Ending a rancorous controversy, in which mayoral politics and harassment of a whistle-blower became key ingredients, Sylvia Cunliffe agreed Wednesday to retire as general manager of Los Angeles' General Services Department.
Cunliffe's retirement agreement followed a half-hour debate by the City Council, which then voted 8 to 4 in favor of a 10-point settlement hammered out between her attorneys and city negotiators. The arrangement spared Cunliffe from possibly being fired.
Expressing some bitterness, Cunliffe emerged from Councilwoman Joan Milke Flores' office, where she had been monitoring the debate, and told reporters, "I look forward to a new life." She added, "I don't think I did anything that would justify firing."
"This is a political game that's been played," Cunliffe said. "(The controversy) has been a fraud perpetrated on the public and upon myself and, unfortunately, I got in the middle."
They were Cunliffe's first public comments in months over the issue that has deeply divided City Hall.
Eligible for Pension
Essentially, the settlement calls for Cunliffe, 54, to retire on March 4, her birthday, at which time she will become eligible for full pension benefits, about $58,000 a year. Between next Monday and March 4, she will be on an unpaid leave of absence from her $90,243-a-year job. Since June 25, she was on a forced paid leave pending an inquiry by Mayor Tom Bradley into a series of charges against her that included mismanagement, favoritism to some employees and improper prying into the backgrounds of others.
The Cunliffe/City Council pact also requires her to dismiss all legal actions against the city and for the council to return, without acting on it, Bradley's Oct. 27 letter urging her dismissal.
Hours after the council action, Bradley issued a memo to City Atty. James K. Hahn, agreeing to the settlement.
"I wish to emphasize . . . that I believe the charges against Ms. Cunliffe warrant her dismissal," Bradley said. "Regrettably, the City Council did not assent to my decision. Reluctantly, but with the intent to put this matter behind us, I will concur. . . ."
Under terms of the agreement, the mayor's approval was required on only two points: the sealing from public view of two notebooks of "evidence" against Cunliffe and that she be removed from the city payroll.
Bradley submitted the two notebooks to back up his decision to fire her on 20 separate charges. Bradley had urged her ouster because she had hired her mother and other relatives; she favored friends in the granting of contracts and the renting of city-owned property and had invaded the privacy of Robert O'Neill, an employee who was critical of her and had exposed some of her actions.
The allegations involving O'Neill were the most controversial. After O'Neill "blew the whistle" on Cunliffe's practices, she circulated a memo to Bradley and council members that tried to discredit O'Neill. Attached to the memo was a police rap sheet showing that more than 20 years ago O'Neill had been convicted of several misdemeanors.
O'Neill has filed suit against the city and Cunliffe over the disclosures. In Bradley's letter to the council, the mayor concluded that Cunliffe had invaded O'Neill's privacy and was also improperly in possession of the arrest records.

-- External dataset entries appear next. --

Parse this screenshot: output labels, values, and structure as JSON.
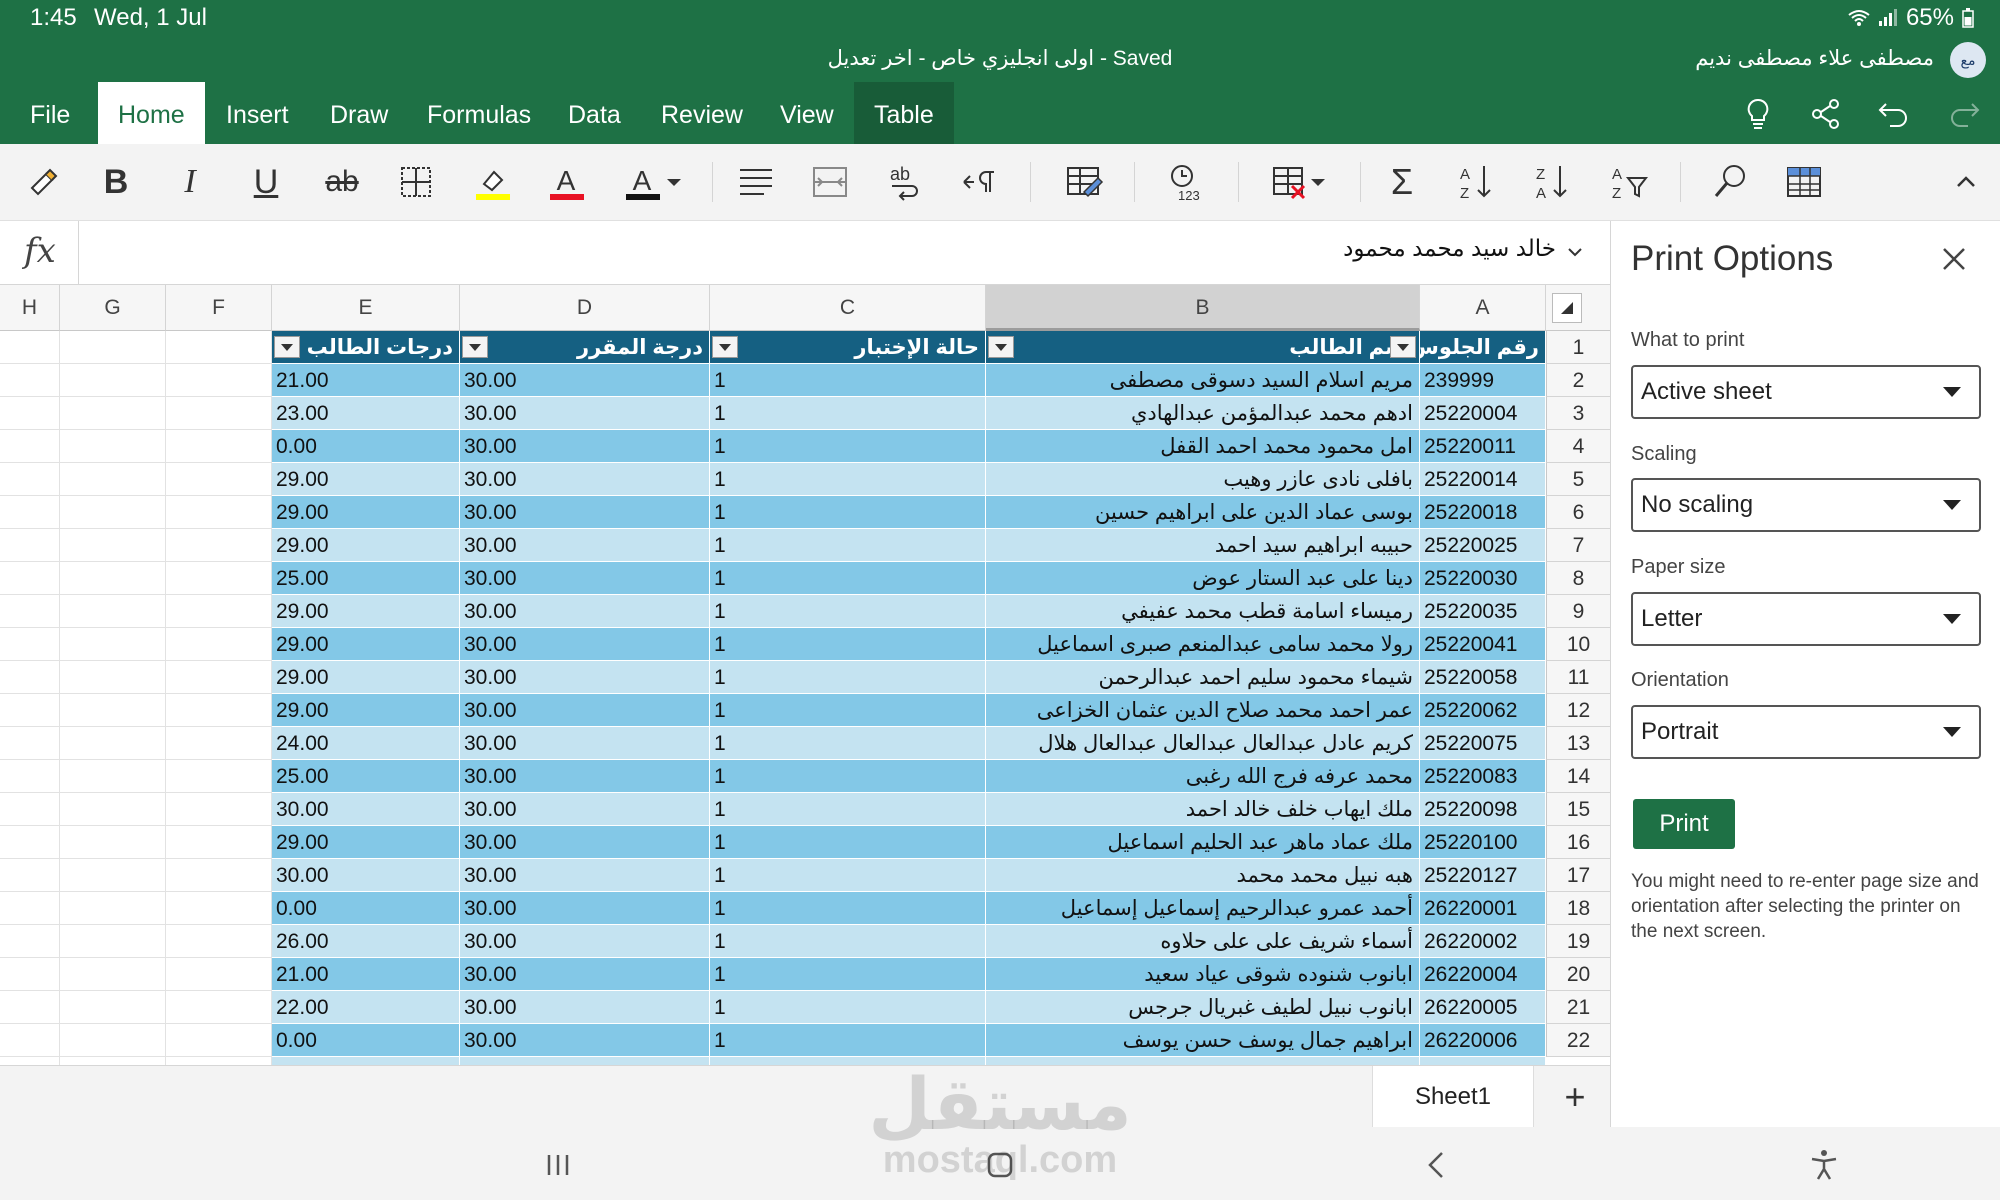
{
  "status": {
    "time": "1:45",
    "date": "Wed, 1 Jul",
    "battery": "65%"
  },
  "title": {
    "document": "اولى انجليزي  خاص - اخر تعديل - Saved",
    "user": "مصطفى علاء مصطفى نديم",
    "avatar_initials": "مع"
  },
  "menu": {
    "tabs": [
      "File",
      "Home",
      "Insert",
      "Draw",
      "Formulas",
      "Data",
      "Review",
      "View",
      "Table"
    ],
    "active": "Home"
  },
  "ribbon": {
    "icons": [
      "format-painter-icon",
      "bold-icon",
      "italic-icon",
      "underline-icon",
      "strikethrough-icon",
      "borders-icon",
      "fill-color-icon",
      "font-color-icon",
      "font-color-dropdown-icon",
      "align-icon",
      "merge-icon",
      "wrap-text-icon",
      "text-direction-icon",
      "format-as-table-icon",
      "number-format-icon",
      "delete-cells-icon",
      "autosum-icon",
      "sort-ascending-icon",
      "sort-descending-icon",
      "filter-icon",
      "find-icon",
      "table-style-icon",
      "collapse-ribbon-icon"
    ],
    "fill_color": "#ffff00",
    "font_color": "#e81123",
    "text_color": "#111111"
  },
  "formula_bar": {
    "fx": "fx",
    "value": "خالد سيد محمد محمود"
  },
  "grid": {
    "columns": [
      "H",
      "G",
      "F",
      "E",
      "D",
      "C",
      "B",
      "A"
    ],
    "selected_column": "B",
    "headers": {
      "A": "رقم الجلوس",
      "B": "اسم الطالب",
      "C": "حالة الإختبار",
      "D": "درجة المقرر",
      "E": "درجات الطالب"
    },
    "rows": [
      {
        "n": "2",
        "A": "239999",
        "B": "مريم اسلام السيد دسوقى مصطفى",
        "C": "1",
        "D": "30.00",
        "E": "21.00"
      },
      {
        "n": "3",
        "A": "25220004",
        "B": "ادهم محمد عبدالمؤمن عبدالهادي",
        "C": "1",
        "D": "30.00",
        "E": "23.00"
      },
      {
        "n": "4",
        "A": "25220011",
        "B": "امل محمود محمد احمد القفل",
        "C": "1",
        "D": "30.00",
        "E": "0.00"
      },
      {
        "n": "5",
        "A": "25220014",
        "B": "بافلى نادى عازر وهيب",
        "C": "1",
        "D": "30.00",
        "E": "29.00"
      },
      {
        "n": "6",
        "A": "25220018",
        "B": "بوسى عماد الدين على ابراهيم حسين",
        "C": "1",
        "D": "30.00",
        "E": "29.00"
      },
      {
        "n": "7",
        "A": "25220025",
        "B": "حبيبه ابراهيم سيد احمد",
        "C": "1",
        "D": "30.00",
        "E": "29.00"
      },
      {
        "n": "8",
        "A": "25220030",
        "B": "دينا على عبد الستار عوض",
        "C": "1",
        "D": "30.00",
        "E": "25.00"
      },
      {
        "n": "9",
        "A": "25220035",
        "B": "رميساء اسامة قطب محمد عفيفي",
        "C": "1",
        "D": "30.00",
        "E": "29.00"
      },
      {
        "n": "10",
        "A": "25220041",
        "B": "رولا محمد سامى عبدالمنعم صبرى اسماعيل",
        "C": "1",
        "D": "30.00",
        "E": "29.00"
      },
      {
        "n": "11",
        "A": "25220058",
        "B": "شيماء محمود سليم احمد عبدالرحمن",
        "C": "1",
        "D": "30.00",
        "E": "29.00"
      },
      {
        "n": "12",
        "A": "25220062",
        "B": "عمر احمد محمد صلاح الدين عثمان الخزاعى",
        "C": "1",
        "D": "30.00",
        "E": "29.00"
      },
      {
        "n": "13",
        "A": "25220075",
        "B": "كريم عادل عبدالعال عبدالعال عبدالعال هلال",
        "C": "1",
        "D": "30.00",
        "E": "24.00"
      },
      {
        "n": "14",
        "A": "25220083",
        "B": "محمد عرفه فرج الله رغبى",
        "C": "1",
        "D": "30.00",
        "E": "25.00"
      },
      {
        "n": "15",
        "A": "25220098",
        "B": "ملك ايهاب خلف خالد احمد",
        "C": "1",
        "D": "30.00",
        "E": "30.00"
      },
      {
        "n": "16",
        "A": "25220100",
        "B": "ملك عماد ماهر عبد الحليم اسماعيل",
        "C": "1",
        "D": "30.00",
        "E": "29.00"
      },
      {
        "n": "17",
        "A": "25220127",
        "B": "هبه نبيل محمد محمد",
        "C": "1",
        "D": "30.00",
        "E": "30.00"
      },
      {
        "n": "18",
        "A": "26220001",
        "B": "أحمد عمرو عبدالرحيم إسماعيل إسماعيل",
        "C": "1",
        "D": "30.00",
        "E": "0.00"
      },
      {
        "n": "19",
        "A": "26220002",
        "B": "أسماء شريف على على حلاوه",
        "C": "1",
        "D": "30.00",
        "E": "26.00"
      },
      {
        "n": "20",
        "A": "26220004",
        "B": "ابانوب شنوده شوقى عياد سعيد",
        "C": "1",
        "D": "30.00",
        "E": "21.00"
      },
      {
        "n": "21",
        "A": "26220005",
        "B": "ابانوب نبيل لطيف غبريال جرجس",
        "C": "1",
        "D": "30.00",
        "E": "22.00"
      },
      {
        "n": "22",
        "A": "26220006",
        "B": "ابراهيم جمال يوسف حسن يوسف",
        "C": "1",
        "D": "30.00",
        "E": "0.00"
      }
    ],
    "band_colors": {
      "header": "#156082",
      "odd": "#83c8e7",
      "even": "#c4e3f1"
    }
  },
  "sheets": {
    "active": "Sheet1",
    "add": "+"
  },
  "print_panel": {
    "title": "Print Options",
    "what_to_print_label": "What to print",
    "what_to_print": "Active sheet",
    "scaling_label": "Scaling",
    "scaling": "No scaling",
    "paper_size_label": "Paper size",
    "paper_size": "Letter",
    "orientation_label": "Orientation",
    "orientation": "Portrait",
    "print_button": "Print",
    "note": "You might need to re-enter page size and orientation after selecting the printer on the next screen."
  },
  "watermark": {
    "arabic": "مستقل",
    "latin": "mostaql.com"
  },
  "accent_color": "#1e7145"
}
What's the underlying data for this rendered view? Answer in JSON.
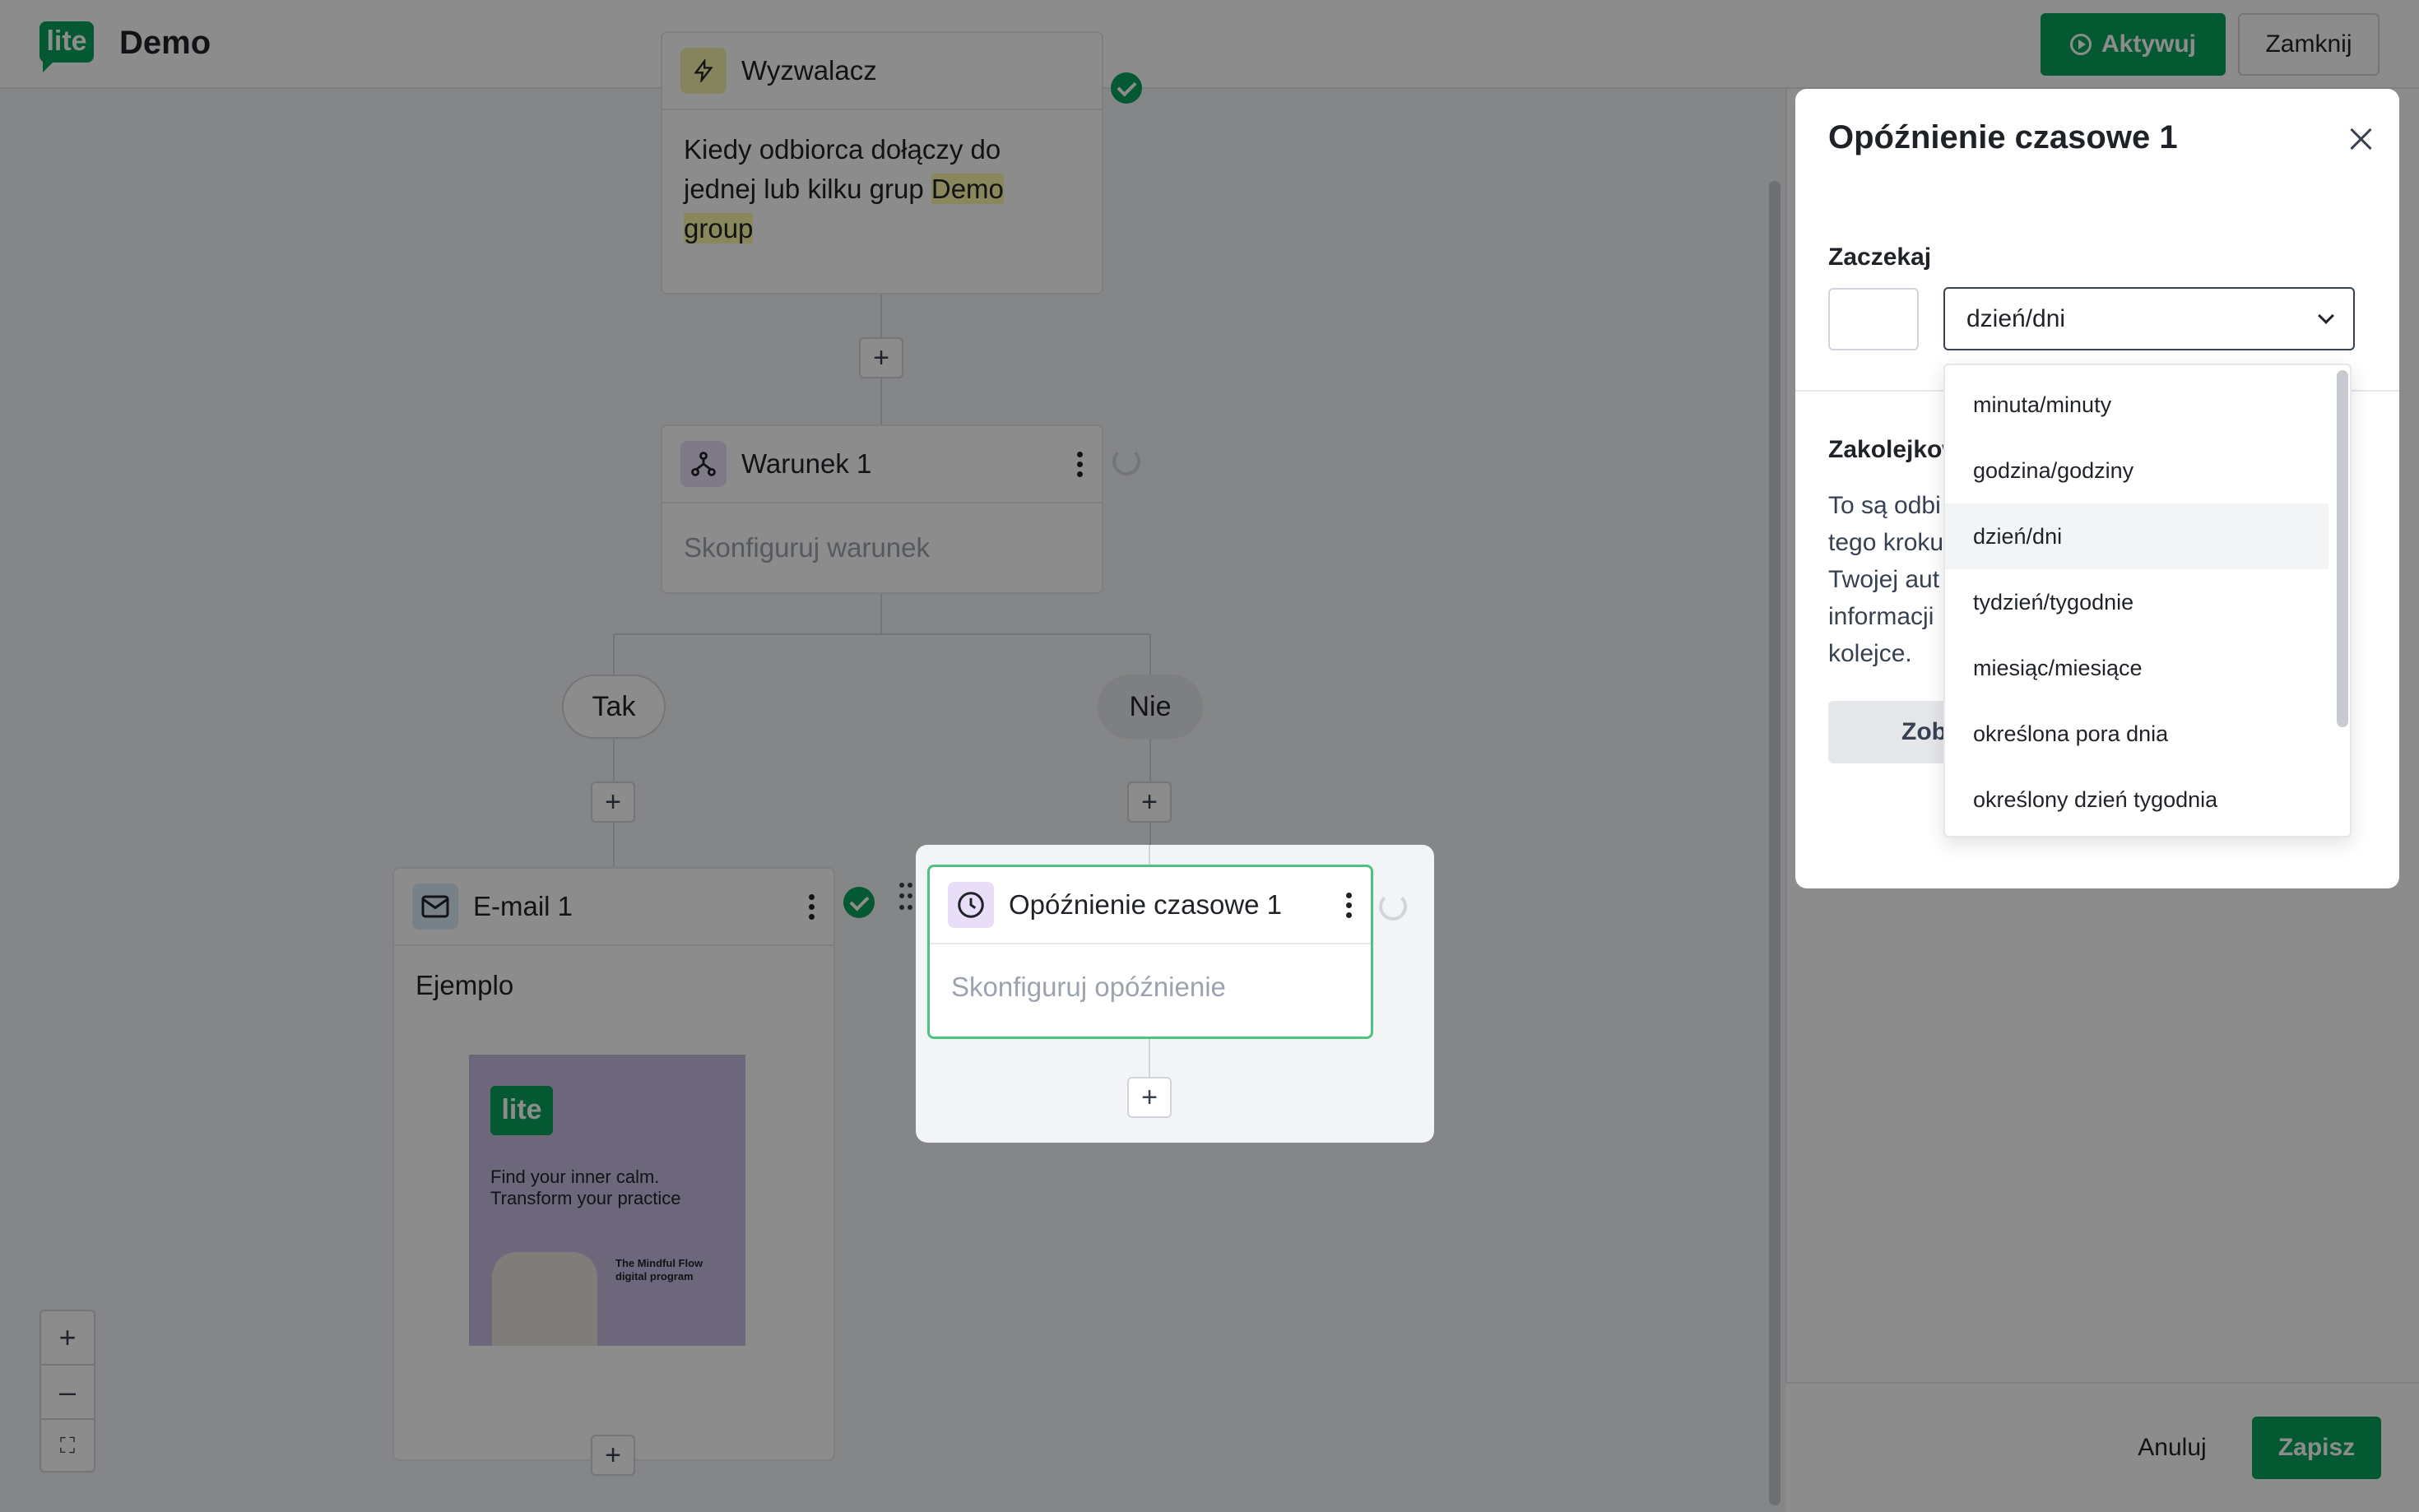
{
  "app": {
    "logo_text": "lite",
    "title": "Demo"
  },
  "header": {
    "activate_label": "Aktywuj",
    "close_label": "Zamknij"
  },
  "colors": {
    "accent": "#09a35b",
    "highlight": "#fdf6a8",
    "trigger_icon_bg": "#f3f0a8",
    "condition_icon_bg": "#e9def7",
    "email_icon_bg": "#dbe9f7"
  },
  "workflow": {
    "trigger": {
      "title": "Wyzwalacz",
      "body_prefix": "Kiedy odbiorca dołączy do jednej lub kilku grup ",
      "group": "Demo group",
      "icon": "bolt-icon"
    },
    "condition": {
      "title": "Warunek 1",
      "placeholder": "Skonfiguruj warunek",
      "icon": "branch-icon"
    },
    "branch_yes": "Tak",
    "branch_no": "Nie",
    "email": {
      "title": "E-mail 1",
      "body": "Ejemplo",
      "icon": "envelope-icon",
      "thumbnail": {
        "logo": "lite",
        "headline_1": "Find your inner calm.",
        "headline_2": "Transform your practice",
        "program": "The Mindful Flow digital program"
      }
    },
    "delay": {
      "title": "Opóźnienie czasowe 1",
      "placeholder": "Skonfiguruj opóźnienie",
      "icon": "clock-icon"
    }
  },
  "zoom": {
    "in": "+",
    "out": "–",
    "fit": "⛶"
  },
  "modal": {
    "title": "Opóźnienie czasowe 1",
    "wait_label": "Zaczekaj",
    "wait_value": "",
    "unit_selected": "dzień/dni",
    "queue_title": "Zakolejkow",
    "queue_text_lines": [
      "To są odbi",
      "tego kroku",
      "Twojej aut",
      "informacji",
      "kolejce."
    ],
    "queue_button": "Zob"
  },
  "dropdown": {
    "options": [
      "minuta/minuty",
      "godzina/godziny",
      "dzień/dni",
      "tydzień/tygodnie",
      "miesiąc/miesiące",
      "określona pora dnia",
      "określony dzień tygodnia"
    ],
    "selected_index": 2
  },
  "footer": {
    "cancel_label": "Anuluj",
    "save_label": "Zapisz"
  }
}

When the council finally acted Wednesday after hours of debate stretching over three weeks, the merits of Bradley's various allegations had barely been addressed. Cunliffe, who has maintained that she had not acted improperly, also never specifically rebutted the charges before the council on advice of her lawyers. One reason for her silence is a pending district attorney probe into the allegations surrounding her use of the arrest records.
Although they did not discuss many of the allegations, council members have made it clear that they believed many of the charges were sufficiently substantiated to warrant her dismissal. Even strong supporters of a settlement with Cunliffe noted that no one had proposed that she be reinstated. At the same time, they figured that firing her was not the answer, that reaching a settlement was an effective way for the city to escape an expensive and protracted legal fight.
Wednesday's 8-4 vote to settle with Cunliffe followed a spirited debate pitting pro-firing forces against those favoring a quick end to the lengthy dispute.
"We are taking the wimpy way out," said Councilwoman Gloria Molina, who wanted to fire Cunliffe. "What we're doing here more than anything else is that we're almost sanctioning corruption in this city."
Councilwoman Joy Picus disagreed sharply with Molina, saying that the city's general managers are not going to suddenly become corrupt simply because the council stopped short of firing Cunliffe.
"The truth of the matter is, we are behind the eight-ball and this is the best way of handling it," Picus said. "I don't think we're giving her anything. I think we're getting ourselves off the hook."